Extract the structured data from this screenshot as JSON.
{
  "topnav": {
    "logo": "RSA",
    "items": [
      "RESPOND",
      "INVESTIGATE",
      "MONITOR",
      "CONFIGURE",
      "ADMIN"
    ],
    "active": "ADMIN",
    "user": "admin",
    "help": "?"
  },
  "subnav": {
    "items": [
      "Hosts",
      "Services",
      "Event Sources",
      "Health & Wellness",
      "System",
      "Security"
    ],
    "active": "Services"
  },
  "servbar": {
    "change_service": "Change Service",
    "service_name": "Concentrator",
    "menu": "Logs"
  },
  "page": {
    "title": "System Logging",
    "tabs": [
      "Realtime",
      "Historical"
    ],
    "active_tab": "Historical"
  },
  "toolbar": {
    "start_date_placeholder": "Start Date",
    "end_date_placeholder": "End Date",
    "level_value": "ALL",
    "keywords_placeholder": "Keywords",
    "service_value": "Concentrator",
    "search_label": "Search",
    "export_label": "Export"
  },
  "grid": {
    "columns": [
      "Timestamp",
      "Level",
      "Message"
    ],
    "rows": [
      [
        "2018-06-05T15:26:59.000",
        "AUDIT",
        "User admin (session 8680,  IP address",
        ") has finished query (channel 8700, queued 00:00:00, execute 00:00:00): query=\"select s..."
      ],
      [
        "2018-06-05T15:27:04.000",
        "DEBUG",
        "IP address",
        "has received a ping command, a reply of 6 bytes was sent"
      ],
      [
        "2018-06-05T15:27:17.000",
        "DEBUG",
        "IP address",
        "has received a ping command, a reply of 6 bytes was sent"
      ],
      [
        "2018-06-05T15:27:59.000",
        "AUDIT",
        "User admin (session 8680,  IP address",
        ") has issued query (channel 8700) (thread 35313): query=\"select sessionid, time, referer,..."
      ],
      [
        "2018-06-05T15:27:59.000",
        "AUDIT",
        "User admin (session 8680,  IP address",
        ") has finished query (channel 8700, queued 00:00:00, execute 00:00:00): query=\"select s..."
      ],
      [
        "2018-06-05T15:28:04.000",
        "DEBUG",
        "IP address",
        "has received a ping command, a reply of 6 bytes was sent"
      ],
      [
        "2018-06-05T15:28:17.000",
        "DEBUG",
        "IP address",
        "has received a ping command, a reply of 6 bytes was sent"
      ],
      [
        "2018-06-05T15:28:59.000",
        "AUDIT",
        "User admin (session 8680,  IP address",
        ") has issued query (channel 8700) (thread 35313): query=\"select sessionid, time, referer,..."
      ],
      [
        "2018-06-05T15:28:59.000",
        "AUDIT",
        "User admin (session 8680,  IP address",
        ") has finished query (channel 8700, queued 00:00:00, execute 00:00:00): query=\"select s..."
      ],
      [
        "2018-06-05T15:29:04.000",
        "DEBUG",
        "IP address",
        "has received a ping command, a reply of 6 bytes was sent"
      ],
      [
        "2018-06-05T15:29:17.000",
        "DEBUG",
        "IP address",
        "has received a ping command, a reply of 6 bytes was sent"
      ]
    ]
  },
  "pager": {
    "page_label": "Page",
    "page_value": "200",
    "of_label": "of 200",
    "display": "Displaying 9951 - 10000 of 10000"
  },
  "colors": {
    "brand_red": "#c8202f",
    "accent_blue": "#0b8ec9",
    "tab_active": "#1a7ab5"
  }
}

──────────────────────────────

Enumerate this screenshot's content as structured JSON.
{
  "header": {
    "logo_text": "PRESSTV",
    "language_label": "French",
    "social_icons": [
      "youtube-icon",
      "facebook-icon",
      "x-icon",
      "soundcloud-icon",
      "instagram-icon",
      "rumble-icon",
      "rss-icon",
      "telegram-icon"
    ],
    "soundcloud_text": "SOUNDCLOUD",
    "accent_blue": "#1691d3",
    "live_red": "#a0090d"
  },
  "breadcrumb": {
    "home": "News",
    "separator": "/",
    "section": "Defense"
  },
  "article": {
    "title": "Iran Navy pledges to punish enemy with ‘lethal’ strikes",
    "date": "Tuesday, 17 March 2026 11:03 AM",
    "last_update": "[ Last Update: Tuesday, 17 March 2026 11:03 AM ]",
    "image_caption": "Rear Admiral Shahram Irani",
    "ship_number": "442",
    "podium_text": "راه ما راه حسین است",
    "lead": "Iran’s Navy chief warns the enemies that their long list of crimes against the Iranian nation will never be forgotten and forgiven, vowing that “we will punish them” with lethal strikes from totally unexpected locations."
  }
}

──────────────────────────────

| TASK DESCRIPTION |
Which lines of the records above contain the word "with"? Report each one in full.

| WRITTEN RESPONSE |
    "title": "Iran Navy pledges to punish enemy with ‘lethal’ strikes",
    "lead": "Iran’s Navy chief warns the enemies that their long list of crimes against the Iranian nation will never be forgotten and forgiven, vowing that “we will punish them” with lethal strikes from totally unexpected locations."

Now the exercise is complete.